■ **ABOUT THIS EXERCISE**:
For each line in the data below that has the word "unknown", copy that line.

* * * * * * * * *

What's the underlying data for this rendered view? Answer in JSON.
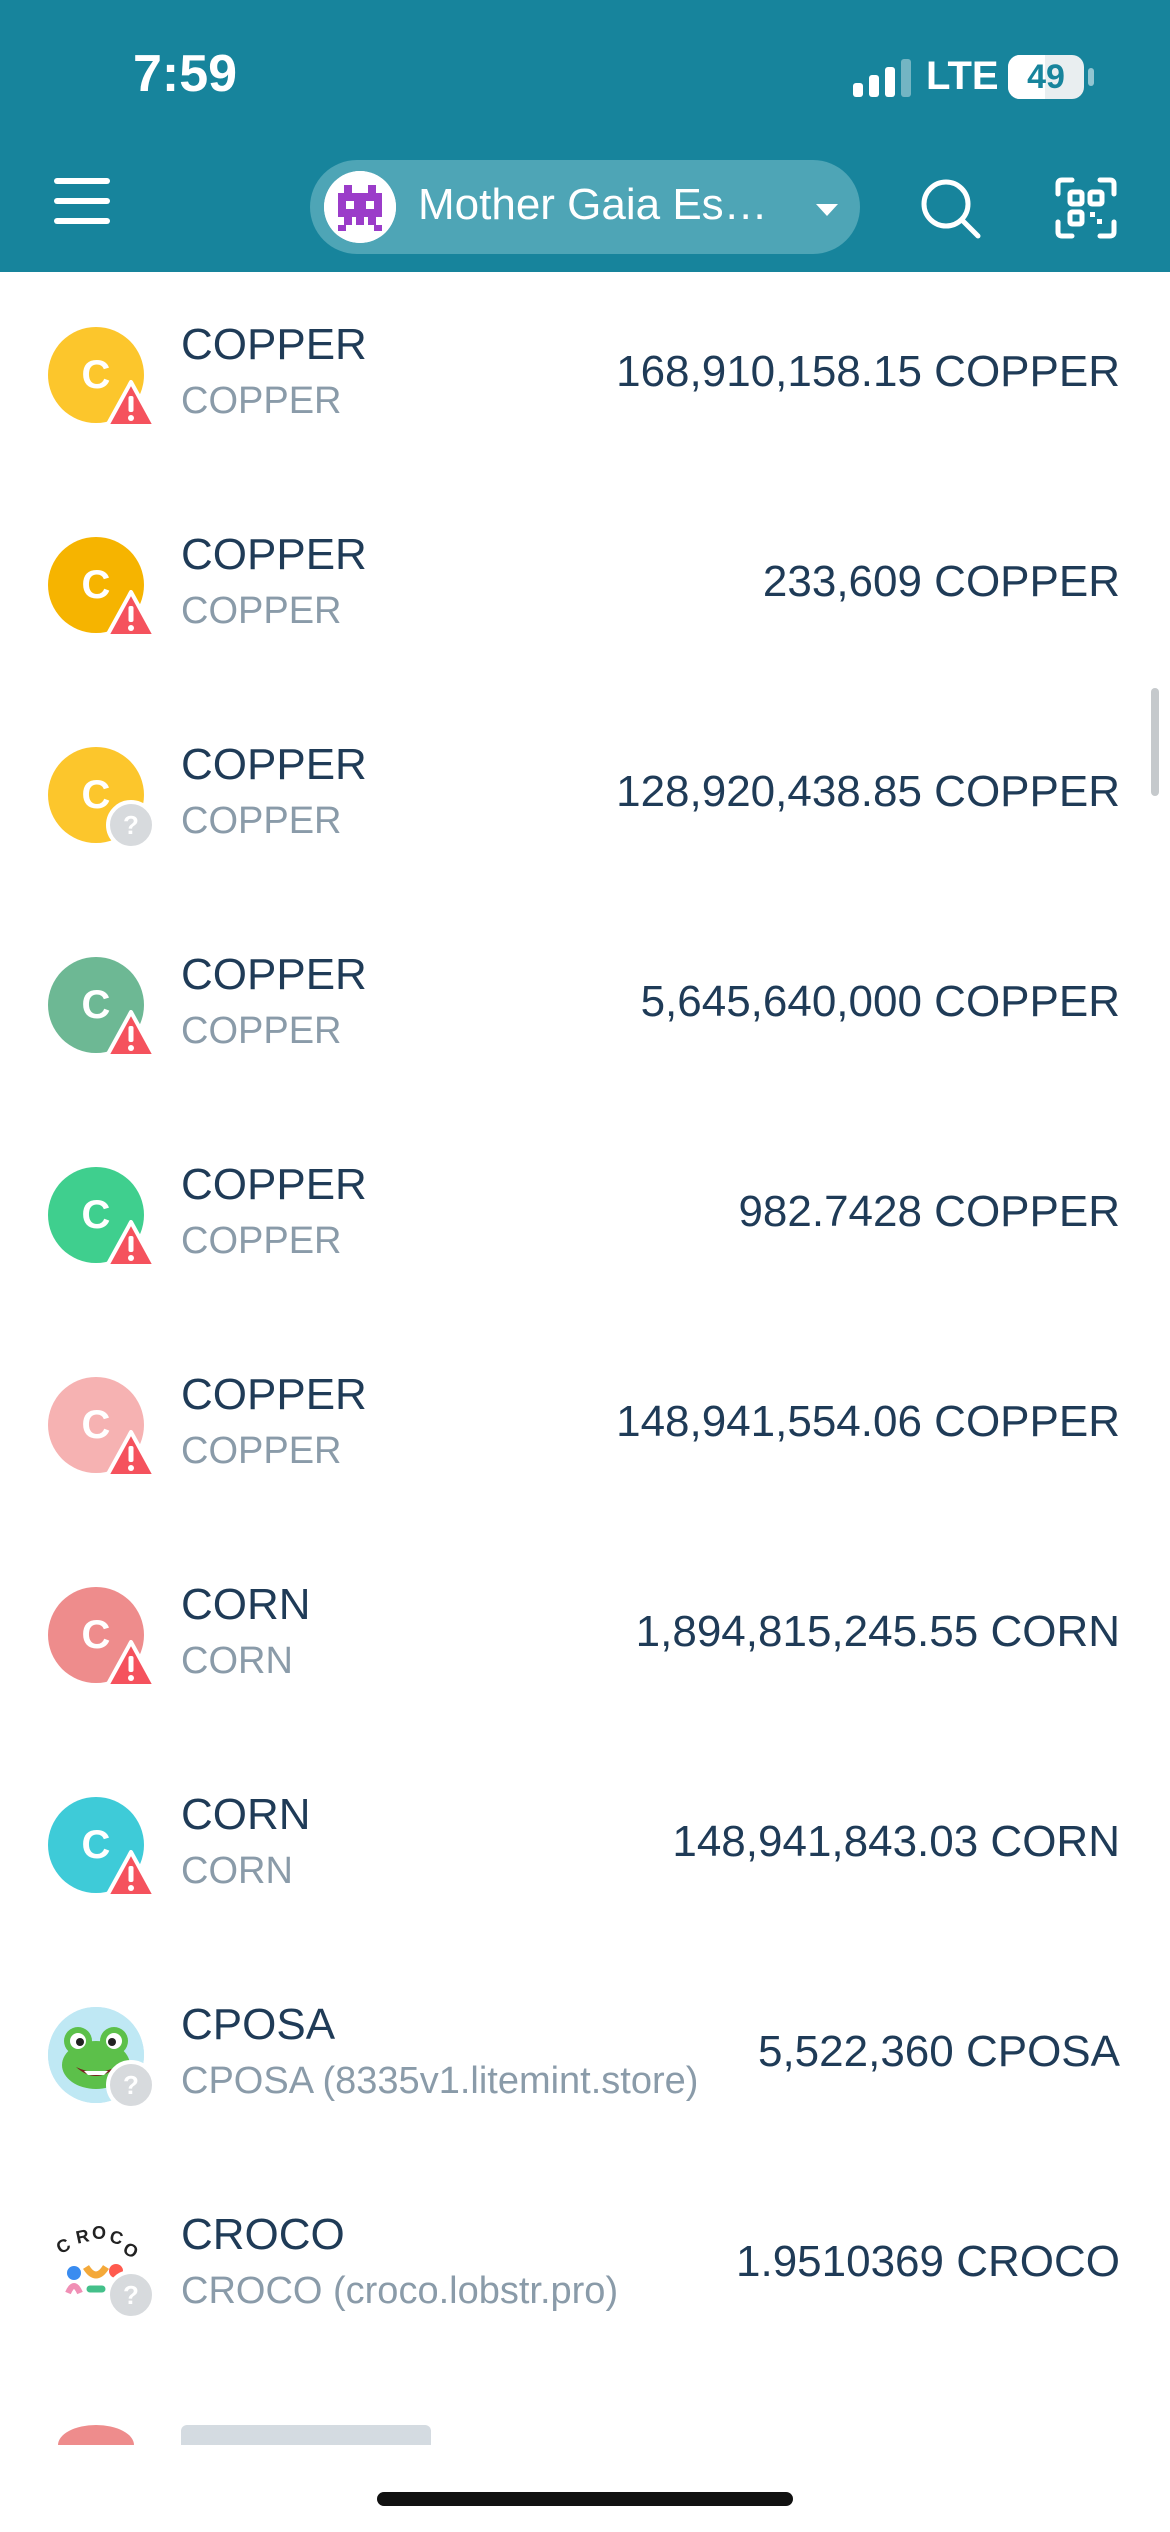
{
  "status_bar": {
    "time": "7:59",
    "network": "LTE",
    "battery": "49",
    "battery_level": 0.49
  },
  "header": {
    "account_name": "Mother Gaia Es…",
    "icons": [
      "menu-icon",
      "chevron-down-icon",
      "search-icon",
      "qr-scan-icon"
    ]
  },
  "assets": [
    {
      "name": "COPPER",
      "subtitle": "COPPER",
      "amount": "168,910,158.15 COPPER",
      "letter": "C",
      "color": "#fcc62c",
      "badge": "warning"
    },
    {
      "name": "COPPER",
      "subtitle": "COPPER",
      "amount": "233,609 COPPER",
      "letter": "C",
      "color": "#f6b400",
      "badge": "warning"
    },
    {
      "name": "COPPER",
      "subtitle": "COPPER",
      "amount": "128,920,438.85 COPPER",
      "letter": "C",
      "color": "#fcc62c",
      "badge": "unknown"
    },
    {
      "name": "COPPER",
      "subtitle": "COPPER",
      "amount": "5,645,640,000 COPPER",
      "letter": "C",
      "color": "#6db894",
      "badge": "warning"
    },
    {
      "name": "COPPER",
      "subtitle": "COPPER",
      "amount": "982.7428 COPPER",
      "letter": "C",
      "color": "#3fcf8e",
      "badge": "warning"
    },
    {
      "name": "COPPER",
      "subtitle": "COPPER",
      "amount": "148,941,554.06 COPPER",
      "letter": "C",
      "color": "#f6b2b2",
      "badge": "warning"
    },
    {
      "name": "CORN",
      "subtitle": "CORN",
      "amount": "1,894,815,245.55 CORN",
      "letter": "C",
      "color": "#ee8c8c",
      "badge": "warning"
    },
    {
      "name": "CORN",
      "subtitle": "CORN",
      "amount": "148,941,843.03 CORN",
      "letter": "C",
      "color": "#3ecbd8",
      "badge": "warning"
    },
    {
      "name": "CPOSA",
      "subtitle": "CPOSA (8335v1.litemint.store)",
      "amount": "5,522,360 CPOSA",
      "letter": "",
      "color": "#bfe8f4",
      "badge": "unknown",
      "logo": "frog-icon"
    },
    {
      "name": "CROCO",
      "subtitle": "CROCO (croco.lobstr.pro)",
      "amount": "1.9510369 CROCO",
      "letter": "",
      "color": "#ffffff",
      "badge": "unknown",
      "logo": "croco-logo-icon"
    }
  ],
  "colors": {
    "header": "#17849c",
    "pill": "#4ea5b6",
    "warning": "#f5525d",
    "unknown": "#d7dadd",
    "text": "#1f3b57",
    "subtext": "#8a9ba9"
  }
}
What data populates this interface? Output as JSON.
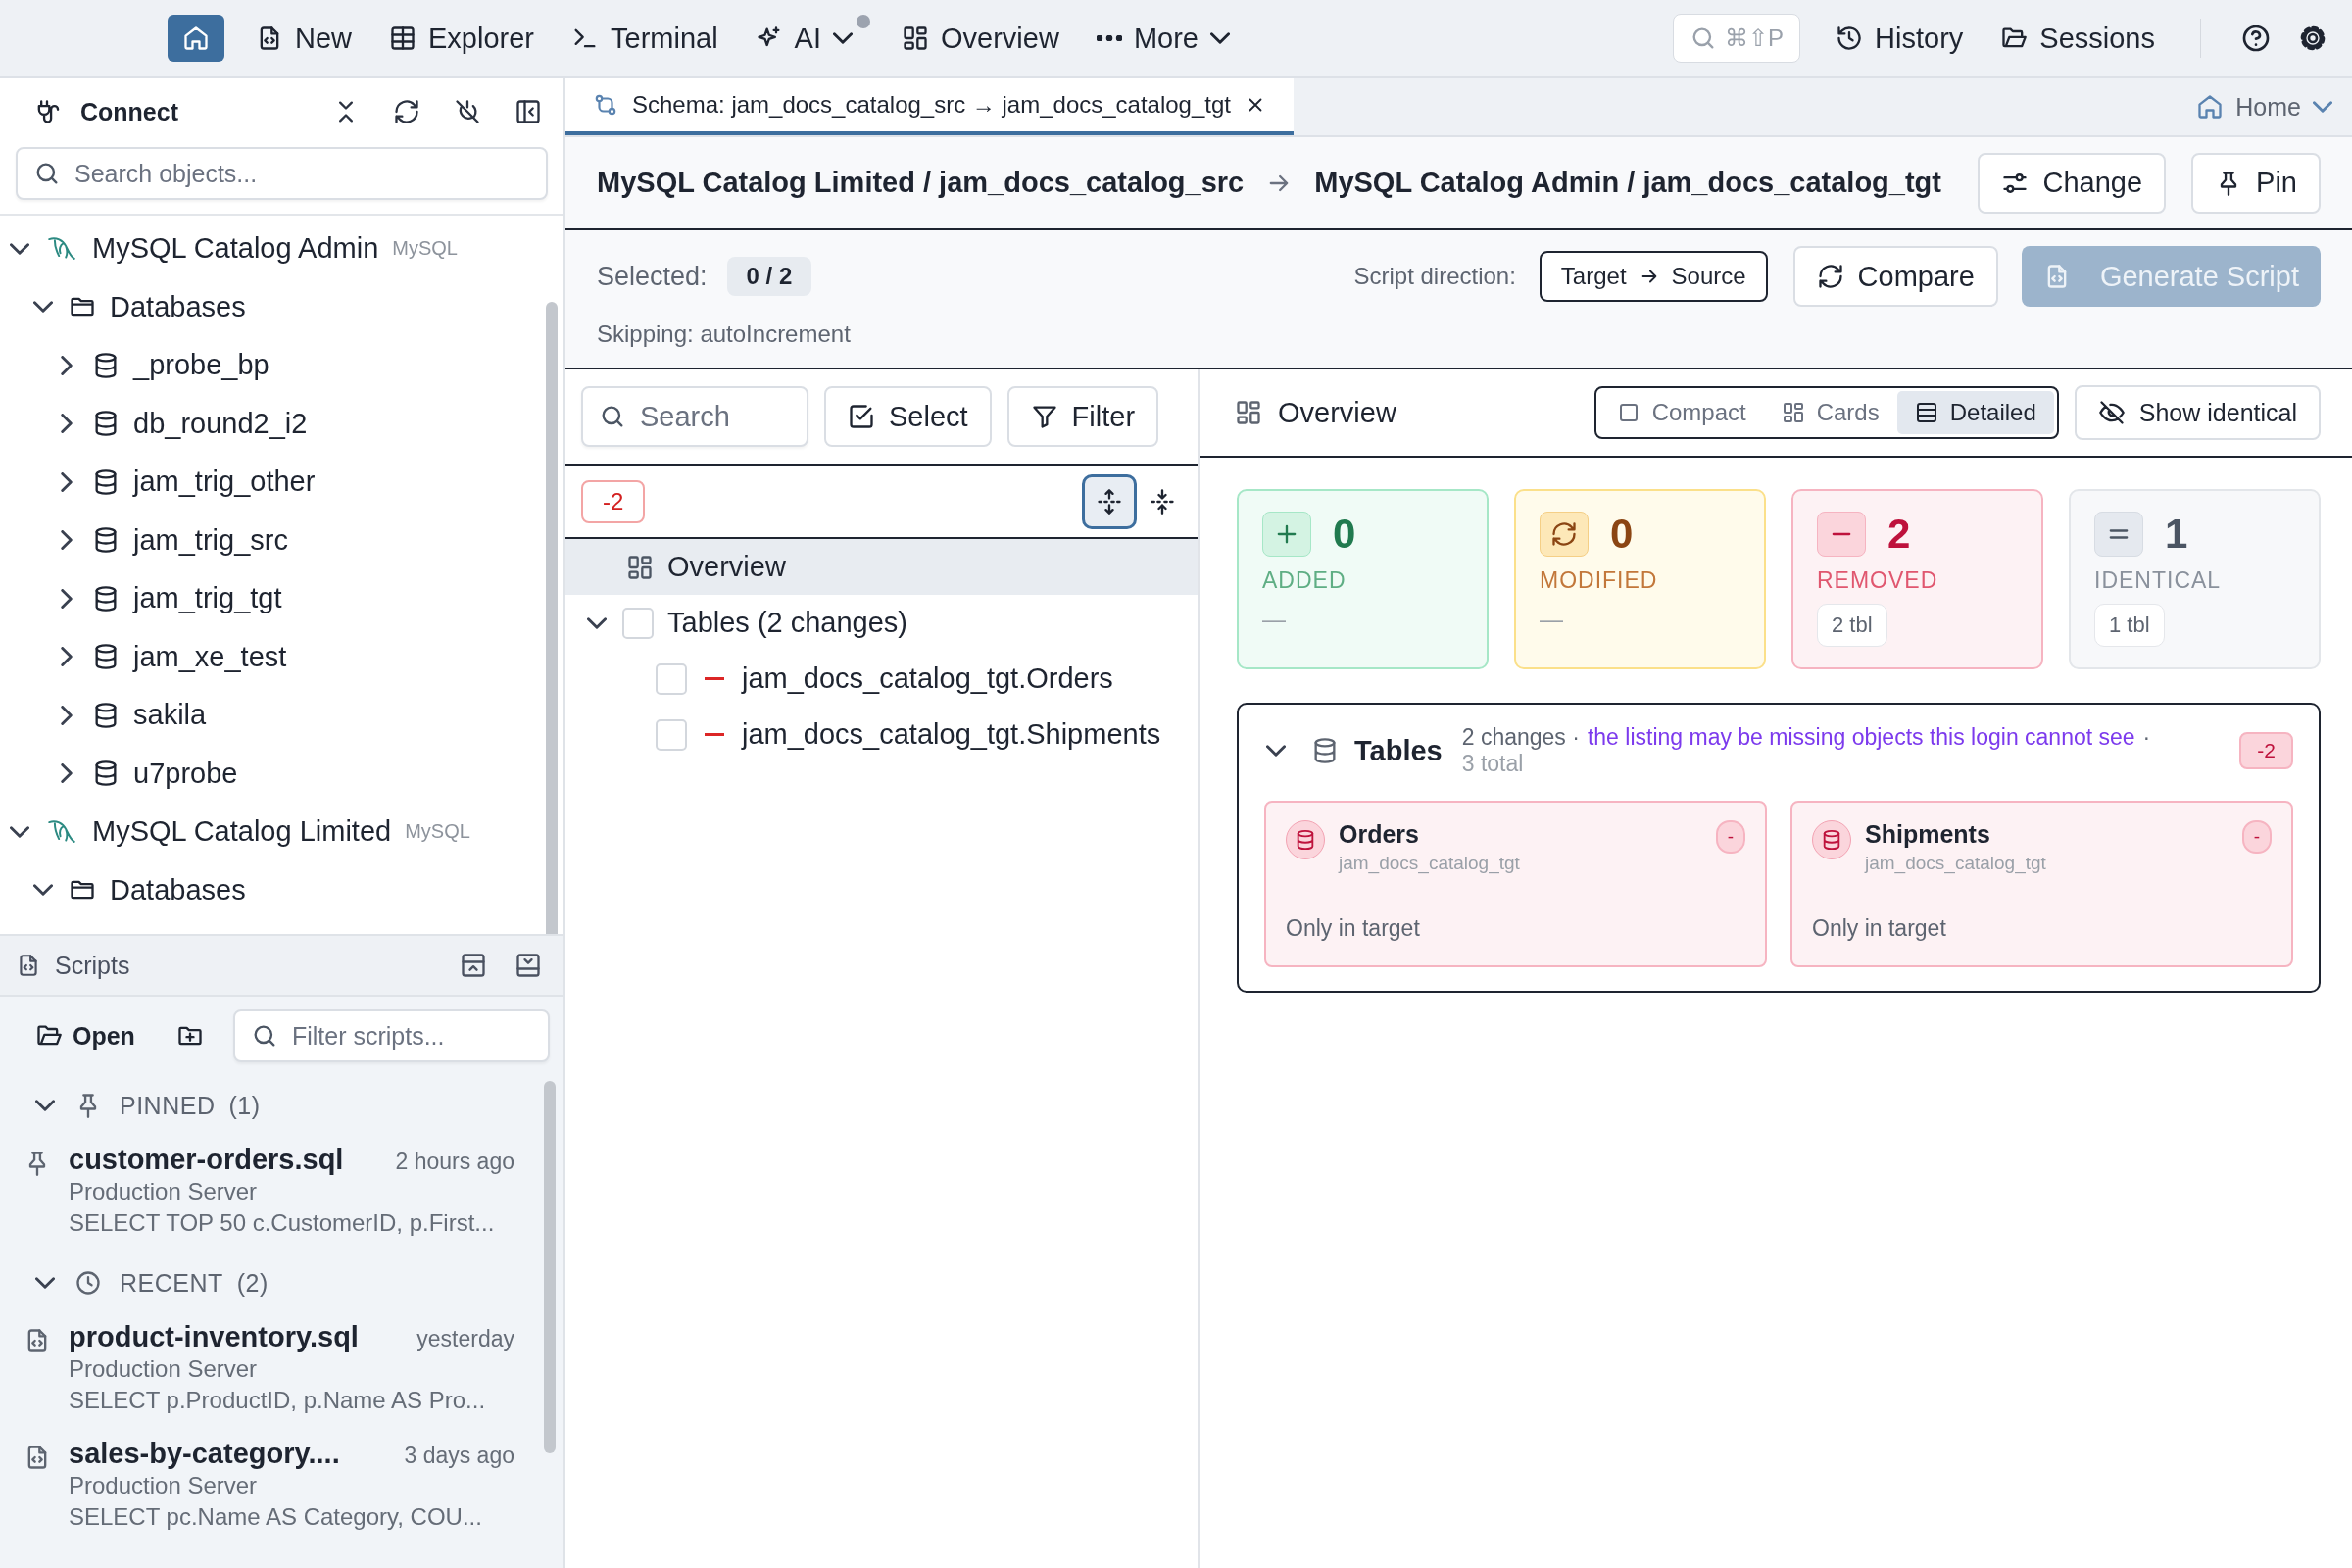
{
  "topbar": {
    "home": {
      "selected": true
    },
    "nav": [
      {
        "label": "New",
        "selected": false,
        "dropdown": false,
        "dot": false
      },
      {
        "label": "Explorer",
        "selected": false,
        "dropdown": false,
        "dot": false
      },
      {
        "label": "Terminal",
        "selected": false,
        "dropdown": false,
        "dot": false
      },
      {
        "label": "AI",
        "selected": false,
        "dropdown": true,
        "dot": true
      },
      {
        "label": "Overview",
        "selected": false,
        "dropdown": false,
        "dot": false
      },
      {
        "label": "More",
        "selected": false,
        "dropdown": true,
        "dot": false
      }
    ],
    "shortcut": "⌘⇧P",
    "right": [
      "History",
      "Sessions"
    ]
  },
  "sidebar": {
    "title": "Connect",
    "search_placeholder": "Search objects...",
    "tree": [
      {
        "label": "MySQL Catalog Admin",
        "tag": "MySQL",
        "kind": "connection",
        "expanded": true,
        "children": [
          {
            "label": "Databases",
            "kind": "folder",
            "expanded": true,
            "children": [
              {
                "label": "_probe_bp",
                "kind": "database",
                "expanded": false
              },
              {
                "label": "db_round2_i2",
                "kind": "database",
                "expanded": false
              },
              {
                "label": "jam_trig_other",
                "kind": "database",
                "expanded": false
              },
              {
                "label": "jam_trig_src",
                "kind": "database",
                "expanded": false
              },
              {
                "label": "jam_trig_tgt",
                "kind": "database",
                "expanded": false
              },
              {
                "label": "jam_xe_test",
                "kind": "database",
                "expanded": false
              },
              {
                "label": "sakila",
                "kind": "database",
                "expanded": false
              },
              {
                "label": "u7probe",
                "kind": "database",
                "expanded": false
              }
            ]
          }
        ]
      },
      {
        "label": "MySQL Catalog Limited",
        "tag": "MySQL",
        "kind": "connection",
        "expanded": true,
        "children": [
          {
            "label": "Databases",
            "kind": "folder",
            "expanded": true
          }
        ]
      }
    ]
  },
  "scripts": {
    "title": "Scripts",
    "open": "Open",
    "filter_placeholder": "Filter scripts...",
    "groups": [
      {
        "label": "PINNED",
        "count": "(1)",
        "kind": "pinned",
        "expanded": true,
        "items": [
          {
            "name": "customer-orders.sql",
            "time": "2 hours ago",
            "server": "Production Server",
            "preview": "SELECT TOP 50 c.CustomerID, p.First..."
          }
        ]
      },
      {
        "label": "RECENT",
        "count": "(2)",
        "kind": "recent",
        "expanded": true,
        "items": [
          {
            "name": "product-inventory.sql",
            "time": "yesterday",
            "server": "Production Server",
            "preview": "SELECT p.ProductID, p.Name AS Pro..."
          },
          {
            "name": "sales-by-category....",
            "time": "3 days ago",
            "server": "Production Server",
            "preview": "SELECT pc.Name AS Category, COU..."
          }
        ]
      }
    ]
  },
  "tabs": [
    {
      "title": "Schema: jam_docs_catalog_src → jam_docs_catalog_tgt",
      "selected": true
    }
  ],
  "home_tab": "Home",
  "header": {
    "source": "MySQL Catalog Limited / jam_docs_catalog_src",
    "target": "MySQL Catalog Admin / jam_docs_catalog_tgt",
    "buttons": [
      "Change",
      "Pin"
    ]
  },
  "toolbar": {
    "selected_label": "Selected:",
    "selected_value": "0 / 2",
    "skipping": "Skipping: autoIncrement",
    "direction_label": "Script direction:",
    "direction_from": "Target",
    "direction_to": "Source",
    "compare": "Compare",
    "generate": {
      "label": "Generate Script",
      "disabled": true
    }
  },
  "changes": {
    "search_placeholder": "Search",
    "select": "Select",
    "filter": "Filter",
    "badge": "-2",
    "tree": [
      {
        "label": "Overview",
        "kind": "overview",
        "selected": true
      },
      {
        "label": "Tables (2 changes)",
        "kind": "group",
        "selected": false,
        "expanded": true,
        "checked": false,
        "children": [
          {
            "label": "jam_docs_catalog_tgt.Orders",
            "kind": "removed",
            "checked": false
          },
          {
            "label": "jam_docs_catalog_tgt.Shipments",
            "kind": "removed",
            "checked": false
          }
        ]
      }
    ]
  },
  "overview": {
    "title": "Overview",
    "views": [
      {
        "label": "Compact",
        "selected": false
      },
      {
        "label": "Cards",
        "selected": false
      },
      {
        "label": "Detailed",
        "selected": true
      }
    ],
    "show_identical": "Show identical",
    "stats": [
      {
        "kind": "added",
        "count": "0",
        "label": "ADDED",
        "detail": "—"
      },
      {
        "kind": "modified",
        "count": "0",
        "label": "MODIFIED",
        "detail": "—"
      },
      {
        "kind": "removed",
        "count": "2",
        "label": "REMOVED",
        "chip": "2 tbl"
      },
      {
        "kind": "identical",
        "count": "1",
        "label": "IDENTICAL",
        "chip": "1 tbl"
      }
    ],
    "section": {
      "title": "Tables",
      "expanded": true,
      "summary": "2 changes ·",
      "warning": "the listing may be missing objects this login cannot see",
      "separator": "·",
      "total": "3 total",
      "badge": "-2",
      "items": [
        {
          "name": "Orders",
          "schema": "jam_docs_catalog_tgt",
          "badge": "-",
          "note": "Only in target",
          "kind": "removed"
        },
        {
          "name": "Shipments",
          "schema": "jam_docs_catalog_tgt",
          "badge": "-",
          "note": "Only in target",
          "kind": "removed"
        }
      ]
    }
  }
}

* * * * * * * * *

■ **RESULT OF THIS TASK**:
      "badge": "unknown"
      "badge": "unknown",
      "badge": "unknown",
    "unknown": "#d7dadd",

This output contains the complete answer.